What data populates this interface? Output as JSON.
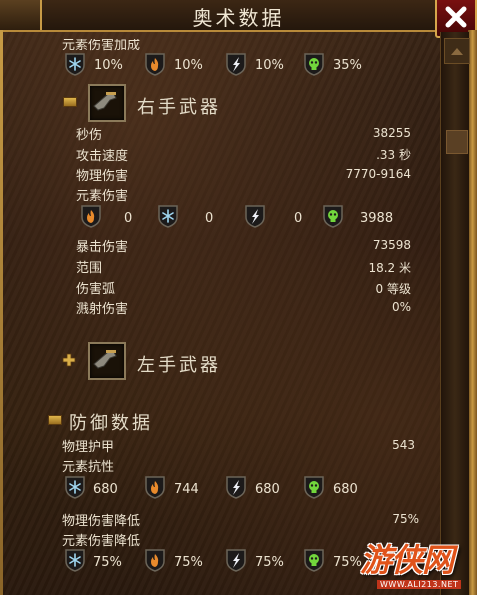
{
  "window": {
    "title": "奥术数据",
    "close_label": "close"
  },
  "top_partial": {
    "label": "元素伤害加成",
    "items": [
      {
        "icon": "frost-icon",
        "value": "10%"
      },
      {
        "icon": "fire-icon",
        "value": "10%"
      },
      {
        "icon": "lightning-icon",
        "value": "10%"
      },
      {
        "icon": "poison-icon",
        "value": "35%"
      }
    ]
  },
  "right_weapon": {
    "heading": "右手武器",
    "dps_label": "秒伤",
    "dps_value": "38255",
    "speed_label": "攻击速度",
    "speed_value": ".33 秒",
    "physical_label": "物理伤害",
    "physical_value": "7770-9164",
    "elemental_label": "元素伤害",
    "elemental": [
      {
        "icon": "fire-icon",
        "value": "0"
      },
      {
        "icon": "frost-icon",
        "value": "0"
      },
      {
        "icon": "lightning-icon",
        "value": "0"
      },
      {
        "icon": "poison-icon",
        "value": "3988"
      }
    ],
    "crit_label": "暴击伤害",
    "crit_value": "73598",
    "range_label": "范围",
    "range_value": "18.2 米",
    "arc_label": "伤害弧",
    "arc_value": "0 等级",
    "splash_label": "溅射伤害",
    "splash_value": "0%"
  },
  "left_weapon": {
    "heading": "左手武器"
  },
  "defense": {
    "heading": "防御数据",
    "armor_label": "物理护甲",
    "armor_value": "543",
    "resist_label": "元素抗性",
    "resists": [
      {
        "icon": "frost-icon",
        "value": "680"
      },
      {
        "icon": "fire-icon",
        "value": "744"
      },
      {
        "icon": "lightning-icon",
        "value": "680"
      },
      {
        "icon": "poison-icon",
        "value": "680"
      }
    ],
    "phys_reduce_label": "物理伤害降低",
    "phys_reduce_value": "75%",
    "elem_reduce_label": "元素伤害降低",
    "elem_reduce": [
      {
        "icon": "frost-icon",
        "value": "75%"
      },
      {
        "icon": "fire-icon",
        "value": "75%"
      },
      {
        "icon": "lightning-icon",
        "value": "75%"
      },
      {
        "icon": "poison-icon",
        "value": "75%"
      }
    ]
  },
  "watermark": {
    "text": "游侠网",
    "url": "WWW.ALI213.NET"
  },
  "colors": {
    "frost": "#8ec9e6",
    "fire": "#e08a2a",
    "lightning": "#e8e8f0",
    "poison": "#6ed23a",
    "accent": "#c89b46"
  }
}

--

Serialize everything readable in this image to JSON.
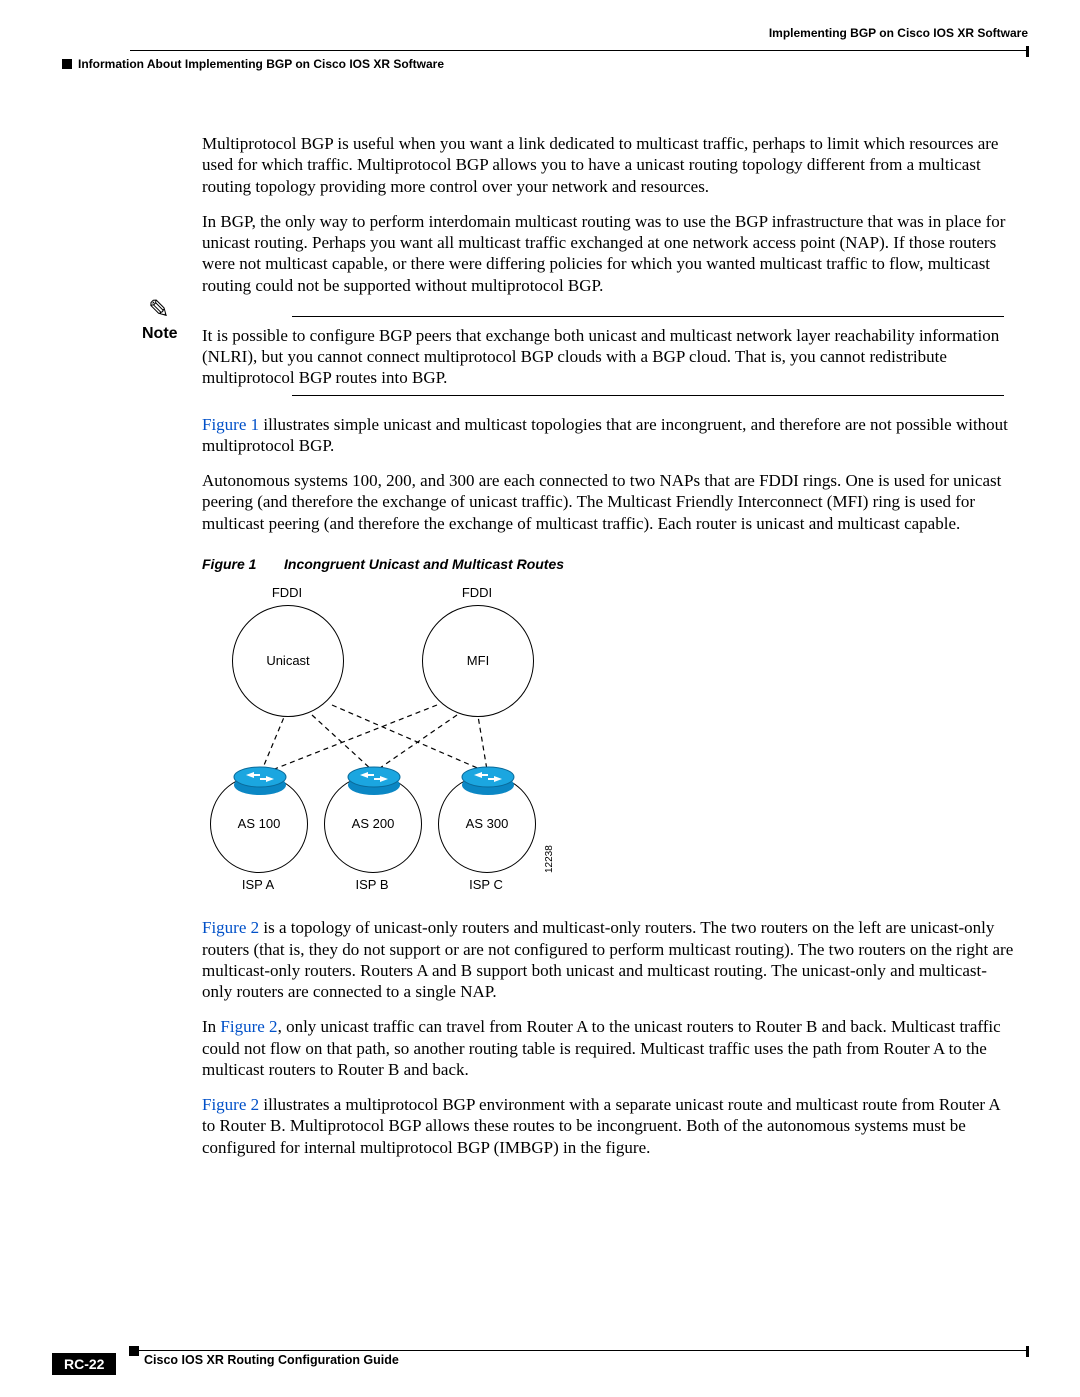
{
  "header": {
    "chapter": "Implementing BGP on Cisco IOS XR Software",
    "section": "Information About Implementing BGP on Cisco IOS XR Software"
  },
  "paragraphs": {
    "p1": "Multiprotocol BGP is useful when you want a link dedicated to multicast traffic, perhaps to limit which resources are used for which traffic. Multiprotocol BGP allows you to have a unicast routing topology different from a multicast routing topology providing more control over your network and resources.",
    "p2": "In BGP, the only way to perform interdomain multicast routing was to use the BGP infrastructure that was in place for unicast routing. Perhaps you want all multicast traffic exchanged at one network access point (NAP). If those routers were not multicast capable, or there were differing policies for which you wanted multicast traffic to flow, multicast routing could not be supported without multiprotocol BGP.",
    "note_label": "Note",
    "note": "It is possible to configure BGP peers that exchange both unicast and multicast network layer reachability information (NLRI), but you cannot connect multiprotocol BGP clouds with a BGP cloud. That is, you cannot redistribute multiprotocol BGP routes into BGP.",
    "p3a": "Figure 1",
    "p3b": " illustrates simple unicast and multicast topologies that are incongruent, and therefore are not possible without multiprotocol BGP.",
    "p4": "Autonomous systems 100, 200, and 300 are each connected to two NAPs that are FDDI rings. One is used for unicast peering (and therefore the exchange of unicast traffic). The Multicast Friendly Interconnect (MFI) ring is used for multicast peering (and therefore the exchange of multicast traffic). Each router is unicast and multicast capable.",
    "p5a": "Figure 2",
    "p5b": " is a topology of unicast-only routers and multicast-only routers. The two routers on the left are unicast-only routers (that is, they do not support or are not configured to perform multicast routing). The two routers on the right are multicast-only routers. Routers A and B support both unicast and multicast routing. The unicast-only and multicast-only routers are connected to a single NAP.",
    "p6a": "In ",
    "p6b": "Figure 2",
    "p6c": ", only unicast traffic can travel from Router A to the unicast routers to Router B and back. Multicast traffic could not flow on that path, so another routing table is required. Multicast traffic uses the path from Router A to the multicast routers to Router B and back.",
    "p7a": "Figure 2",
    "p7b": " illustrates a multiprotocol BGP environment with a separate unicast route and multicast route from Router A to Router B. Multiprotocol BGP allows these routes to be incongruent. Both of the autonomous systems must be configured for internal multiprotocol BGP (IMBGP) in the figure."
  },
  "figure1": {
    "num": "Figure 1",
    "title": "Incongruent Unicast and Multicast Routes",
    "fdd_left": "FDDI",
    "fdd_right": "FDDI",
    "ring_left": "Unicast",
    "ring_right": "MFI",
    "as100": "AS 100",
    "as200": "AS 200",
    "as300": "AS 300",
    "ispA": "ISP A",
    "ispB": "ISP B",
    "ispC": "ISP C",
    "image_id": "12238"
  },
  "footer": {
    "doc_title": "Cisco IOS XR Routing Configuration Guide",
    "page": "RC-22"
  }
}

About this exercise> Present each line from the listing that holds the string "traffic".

Solution>
    "p1": "Multiprotocol BGP is useful when you want a link dedicated to multicast traffic, perhaps to limit which resources are used for which traffic. Multiprotocol BGP allows you to have a unicast routing topology different from a multicast routing topology providing more control over your network and resources.",
    "p2": "In BGP, the only way to perform interdomain multicast routing was to use the BGP infrastructure that was in place for unicast routing. Perhaps you want all multicast traffic exchanged at one network access point (NAP). If those routers were not multicast capable, or there were differing policies for which you wanted multicast traffic to flow, multicast routing could not be supported without multiprotocol BGP.",
    "p4": "Autonomous systems 100, 200, and 300 are each connected to two NAPs that are FDDI rings. One is used for unicast peering (and therefore the exchange of unicast traffic). The Multicast Friendly Interconnect (MFI) ring is used for multicast peering (and therefore the exchange of multicast traffic). Each router is unicast and multicast capable.",
    "p6c": ", only unicast traffic can travel from Router A to the unicast routers to Router B and back. Multicast traffic could not flow on that path, so another routing table is required. Multicast traffic uses the path from Router A to the multicast routers to Router B and back.",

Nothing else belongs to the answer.